Oct 13, 2006 5:18 pm
jeno1000:

thanks guys..will keep u posted ...planning on a jan transition Wow...transitioning in January?!!  You are a glutton for punishment.  ...seems like i have more questions every passing day.....if u r indy...u r not double taxed r u...one for urself and again for the corp{llc} No...set up an S-corp and the earnings are passed through to you at the personal level...no corporate taxes.  Also, your SALARY is taxed for social security and medicare taxes, but the EARNINGS from your company passed through to you are not. So if you are netting $10,000/month, pay yourself $3,000/month and pass the rest through as earnings/owner withdrawals...this saves you a bunch in sicoal security/medicare taxes.  (Although I am a CPA, please clear all of this with your tax advisor, as I don't have sufficient information about your state domicile, etc. to say for sure that this will work for you).  also in a b/d all phone calls to and from clients are recorded for both the rep's and the clients protection if u r indy and workin from home how do u arrange that...or is it necessary How do you record conversations on your cell phone now?  Heck, I don't know if it's necessary or not...I guess it is if you get sued and are trying to prove something in a court of law.  Better to try to work with people who won't sue you.  ....lastly is working from home a good idea if ur a one man operation with more than 80% clients out of state....do u lose any credibility due to the fact...i can afford an office but just want to keep costs as down as possible during the initial months....That's a matter of opinion.  Some clients will care, some will not, but in any event, I would only do it temporarily.  Some others, such as Babbling Looney and joedabrkr work successfully from the home, but I would tell you that in most instances, it is a challenge to do so and maintain a professional atmosphere.  If you work out of your home, I would make it clear that you are in the process of securing office space, and I would also have a separate business line that is always answered professionally...preferably not by your 4-year-old. 

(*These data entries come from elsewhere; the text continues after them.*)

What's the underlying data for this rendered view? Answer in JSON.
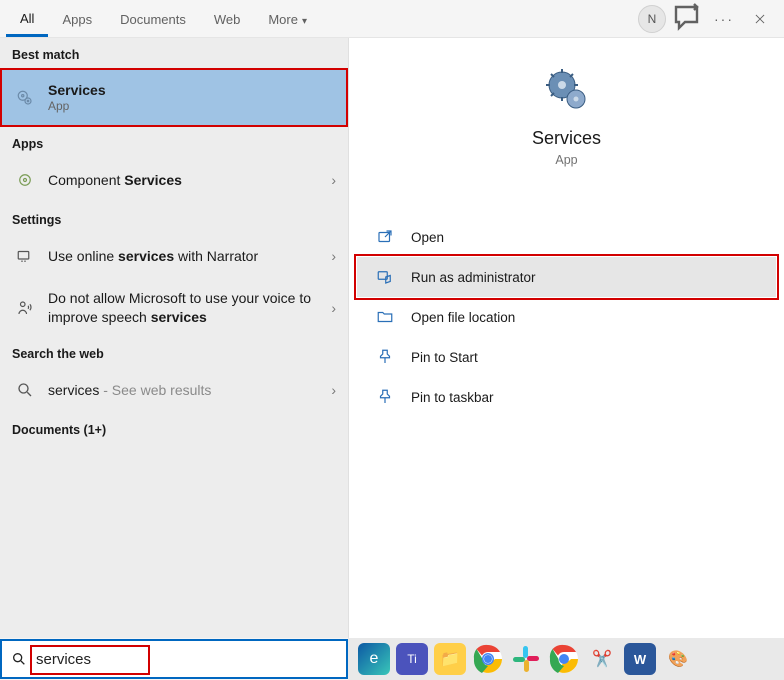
{
  "tabs": {
    "all": "All",
    "apps": "Apps",
    "documents": "Documents",
    "web": "Web",
    "more": "More"
  },
  "titlebar": {
    "avatar_initial": "N"
  },
  "left": {
    "best_match_h": "Best match",
    "best_match": {
      "title": "Services",
      "sub": "App"
    },
    "apps_h": "Apps",
    "apps_item": {
      "prefix": "Component ",
      "bold": "Services"
    },
    "settings_h": "Settings",
    "setting1": {
      "prefix": "Use online ",
      "bold": "services",
      "suffix": " with Narrator"
    },
    "setting2": {
      "prefix": "Do not allow Microsoft to use your voice to improve speech ",
      "bold": "services"
    },
    "web_h": "Search the web",
    "web_item": {
      "title": "services",
      "suffix": " - See web results"
    },
    "docs_h": "Documents (1+)"
  },
  "detail": {
    "title": "Services",
    "sub": "App",
    "actions": {
      "open": "Open",
      "runas": "Run as administrator",
      "openloc": "Open file location",
      "pinstart": "Pin to Start",
      "pintask": "Pin to taskbar"
    }
  },
  "search": {
    "value": "services"
  }
}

Oct 14, 2006 12:33 pm

I don't work from home. I have a very nice office in a professional office complex that houses a mortgage brokerage, a real estate office and a tax preparer. 


I did work from home for the first 6 months of transition while my office space was being remodeled.  You do lose credibility when you work from home IMHO.  My clients who came with me when I moved were understanding of the temporary situation, but it was permanent I don't think that they would have confidence in my long term prospects as a financial advisor. I hated it because my home never felt like my own personal space. My husband hated it because he couldn't come home for lunch without checking first to see if I had clients.  My business really picked up when I moved into my office and I felt better when I could separate my business from my personal space.


Phone calls were not recorded in the B/D I worked for before I became independent and they aren't now either.  I manually record notes about every conversation with clients in my customer contact program.  Take detailed notes of who, what, when, where and print them out every 6 months to put a hard copy in the client's files.


The S Corporation is a very good suggestion for managing your own taxes.

Oct 14, 2006 1:56 pm

Sorry, Babs...my bad memory.  For the record, I think Joe is looking at transitioning to outside office space also...


...bottom line is, I think professional office space is the best answer, but I think your clients would be OK with you working out of your house for awhile while you look for office space.

Oct 14, 2006 6:46 pm

I agree with Indyone- professionalism equates to an office- ie. the perception of a professional workplace. This probably depends on the clientele you are trying to attract but if it's affluent Americans- they don't want to see you in your pajamas (a little light humor, but you get my drift)